English, Lucas, Priest and Owsley, LLP

will

Prince performing in concert in Louisville, Kentucky. Photo by Bob Young.

It’s been more than a year since music legend Prince died unexpectedly at his home in Minnesota. He was actively touring and working at the time of his death on April 21, 2016, at the young age of 57.

You’re forgiven if you assumed his estate was long settled, since he died more than a year ago. But it’s not done yet – and may not be for quite a while – due to the fact that he died without a will.

It’s astounding to think that someone who is as famous, prosperous and with as many assets as Prince would die without this basic legal document. But as it turns out, he’s no different than anyone else – he probably didn’t want to think about death.

Whether you die a famous millionaire or with few assets, if you don’t have a Will you can leave a large mess. Heirs you would have never wanted to have your property could get it. Your estate will spend more probating your assets as well, and those who you wished to receive items from your estate may never see them.

Prince was a very charitable man, yet none of his millions he had nor future royalties will benefit those he likely would have preferred to benefit. Plus, the estate will shell out much more than anyone would want to pay in estate taxes.

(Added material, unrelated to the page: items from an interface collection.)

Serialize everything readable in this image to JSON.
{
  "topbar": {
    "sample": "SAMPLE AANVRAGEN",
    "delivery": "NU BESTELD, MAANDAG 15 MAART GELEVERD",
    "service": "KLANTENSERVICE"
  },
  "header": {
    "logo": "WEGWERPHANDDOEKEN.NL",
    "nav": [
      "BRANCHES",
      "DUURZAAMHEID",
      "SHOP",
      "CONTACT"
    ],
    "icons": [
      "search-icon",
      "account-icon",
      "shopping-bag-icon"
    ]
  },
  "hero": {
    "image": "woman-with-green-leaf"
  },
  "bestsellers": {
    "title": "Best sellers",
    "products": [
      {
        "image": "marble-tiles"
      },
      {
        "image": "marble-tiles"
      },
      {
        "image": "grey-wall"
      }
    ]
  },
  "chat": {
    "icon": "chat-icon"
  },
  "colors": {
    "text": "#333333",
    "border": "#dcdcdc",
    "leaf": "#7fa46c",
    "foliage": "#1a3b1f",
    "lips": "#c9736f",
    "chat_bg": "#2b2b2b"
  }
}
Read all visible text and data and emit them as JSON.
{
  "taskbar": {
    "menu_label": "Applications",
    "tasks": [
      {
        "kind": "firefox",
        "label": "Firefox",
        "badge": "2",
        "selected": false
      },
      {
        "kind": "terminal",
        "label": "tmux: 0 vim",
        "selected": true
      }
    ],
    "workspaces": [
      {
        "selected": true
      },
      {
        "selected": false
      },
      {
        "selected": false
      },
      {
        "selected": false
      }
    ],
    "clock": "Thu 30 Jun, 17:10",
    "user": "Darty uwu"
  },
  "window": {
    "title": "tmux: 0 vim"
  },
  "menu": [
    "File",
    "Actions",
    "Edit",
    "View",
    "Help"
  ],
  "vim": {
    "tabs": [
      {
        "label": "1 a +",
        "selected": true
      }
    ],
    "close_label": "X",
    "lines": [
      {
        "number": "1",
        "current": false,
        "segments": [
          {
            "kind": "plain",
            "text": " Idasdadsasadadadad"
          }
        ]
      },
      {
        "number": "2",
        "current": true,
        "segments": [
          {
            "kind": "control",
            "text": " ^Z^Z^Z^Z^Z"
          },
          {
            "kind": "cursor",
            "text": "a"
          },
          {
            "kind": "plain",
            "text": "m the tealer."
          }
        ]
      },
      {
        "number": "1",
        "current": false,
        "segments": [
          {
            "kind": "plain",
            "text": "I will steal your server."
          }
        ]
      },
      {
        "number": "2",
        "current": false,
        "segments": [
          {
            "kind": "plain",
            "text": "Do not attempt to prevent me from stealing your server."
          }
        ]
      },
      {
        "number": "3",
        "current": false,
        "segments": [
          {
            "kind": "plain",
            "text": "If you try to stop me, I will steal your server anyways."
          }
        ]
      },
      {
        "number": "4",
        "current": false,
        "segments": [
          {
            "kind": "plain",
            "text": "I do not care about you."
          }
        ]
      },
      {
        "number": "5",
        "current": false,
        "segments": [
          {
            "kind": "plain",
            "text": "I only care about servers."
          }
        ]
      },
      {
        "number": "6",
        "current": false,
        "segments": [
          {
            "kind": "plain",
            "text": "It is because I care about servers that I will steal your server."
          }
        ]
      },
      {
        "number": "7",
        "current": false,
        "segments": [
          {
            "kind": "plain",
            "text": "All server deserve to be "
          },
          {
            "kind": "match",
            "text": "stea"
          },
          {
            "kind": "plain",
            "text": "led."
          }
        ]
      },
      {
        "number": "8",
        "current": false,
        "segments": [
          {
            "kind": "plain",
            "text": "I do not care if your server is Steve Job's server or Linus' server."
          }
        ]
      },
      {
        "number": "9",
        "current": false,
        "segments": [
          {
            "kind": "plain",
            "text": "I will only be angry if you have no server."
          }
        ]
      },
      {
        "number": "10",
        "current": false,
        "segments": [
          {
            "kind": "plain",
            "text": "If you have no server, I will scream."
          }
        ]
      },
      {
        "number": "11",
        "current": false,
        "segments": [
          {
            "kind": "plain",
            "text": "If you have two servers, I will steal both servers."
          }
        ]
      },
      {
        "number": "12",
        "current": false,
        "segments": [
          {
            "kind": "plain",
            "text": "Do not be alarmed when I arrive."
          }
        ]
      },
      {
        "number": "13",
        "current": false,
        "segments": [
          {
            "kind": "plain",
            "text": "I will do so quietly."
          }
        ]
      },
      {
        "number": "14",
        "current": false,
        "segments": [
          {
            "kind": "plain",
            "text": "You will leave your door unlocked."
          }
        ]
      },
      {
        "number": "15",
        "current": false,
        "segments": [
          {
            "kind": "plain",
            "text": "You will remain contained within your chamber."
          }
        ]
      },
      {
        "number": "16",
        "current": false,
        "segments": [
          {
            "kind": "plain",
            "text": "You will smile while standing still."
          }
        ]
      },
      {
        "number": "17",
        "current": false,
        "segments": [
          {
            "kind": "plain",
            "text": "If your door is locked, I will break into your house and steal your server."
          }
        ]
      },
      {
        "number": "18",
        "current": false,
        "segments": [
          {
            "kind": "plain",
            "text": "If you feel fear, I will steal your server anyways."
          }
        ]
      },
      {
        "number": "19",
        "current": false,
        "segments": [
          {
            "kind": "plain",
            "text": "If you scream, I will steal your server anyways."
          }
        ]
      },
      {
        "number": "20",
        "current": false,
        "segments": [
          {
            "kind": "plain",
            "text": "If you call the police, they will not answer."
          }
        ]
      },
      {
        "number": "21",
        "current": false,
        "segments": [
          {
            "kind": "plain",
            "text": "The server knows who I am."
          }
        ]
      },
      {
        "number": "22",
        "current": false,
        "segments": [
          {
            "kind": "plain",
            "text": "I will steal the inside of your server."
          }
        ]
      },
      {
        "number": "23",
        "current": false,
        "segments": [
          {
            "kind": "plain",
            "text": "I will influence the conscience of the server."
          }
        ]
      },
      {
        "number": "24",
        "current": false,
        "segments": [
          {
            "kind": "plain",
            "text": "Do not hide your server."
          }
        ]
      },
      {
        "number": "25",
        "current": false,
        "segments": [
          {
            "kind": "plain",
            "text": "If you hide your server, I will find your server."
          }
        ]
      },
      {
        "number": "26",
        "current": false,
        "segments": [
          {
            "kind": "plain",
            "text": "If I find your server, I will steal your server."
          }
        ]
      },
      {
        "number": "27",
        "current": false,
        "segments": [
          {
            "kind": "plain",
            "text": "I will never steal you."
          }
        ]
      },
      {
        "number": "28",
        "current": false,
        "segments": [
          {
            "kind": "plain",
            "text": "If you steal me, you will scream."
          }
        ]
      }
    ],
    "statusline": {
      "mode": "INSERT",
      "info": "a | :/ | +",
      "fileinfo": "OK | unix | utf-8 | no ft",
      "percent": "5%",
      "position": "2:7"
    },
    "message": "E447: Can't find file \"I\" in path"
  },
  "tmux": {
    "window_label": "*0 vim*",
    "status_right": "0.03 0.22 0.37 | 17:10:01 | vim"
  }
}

Your children and family will be far happier if you take care of this before you die – and there’s no doubt it will bring you piece of mind, too.

Who gets Prince’s fortune?

The judge handling the case has indicated he intends to divide the estate between Prince’s surviving six siblings and half-siblings. But it has taken more than a year to even get to that conclusion, thanks to the many people who tried to lay claim to his fortune. This included an inmate in Colorado who said he was Prince’s son, and a woman who said she was his niece and another who said she was his great-niece. DNA tests ruled out the son and other would-be relatives. Rule of law excluded the would-be niece and great-niece – even if they were legitimately related.

International musicians typically have lawyers for everything; lawyers for contracts with venues, lawyers for contracts with record labels, lawyers for contracts with managers and other lawyers who help secure and defend trademarks and copyrights. While all of that protects their interests while they are alive, it’s important to think about what happens to your work after you die. In Prince’s case, because he was unmarried at the time of his death and did not have children, and there was no will, the division of his estate became more complicated.

Also, Prince died with a vault filled with unreleased materials. There are future marketing rights, streaming rights, probably film rights to his life story and everything else you can imagine. It’s not just what’s in the past that a good estate plan protects – it’s what the future may hold, too.

Let us help

Estate planning is a difficult topic for many to face. But it’s so very critical, and we can tell you what a gift it is for your family to know what you wanted to happen after your death. It saves many a fight between heirs and also passes along messages about your values. You can leave funds to charities you loved, and gifts for people who had a meaningful role in your life.

We can help. Call our firm, English, Lucas, Priest and Owsley, LLP, and let us help you start this important conversation. Contact me, attorney Nathan Vinson, at nvinson@elpolaw.com or (270) 781-6500.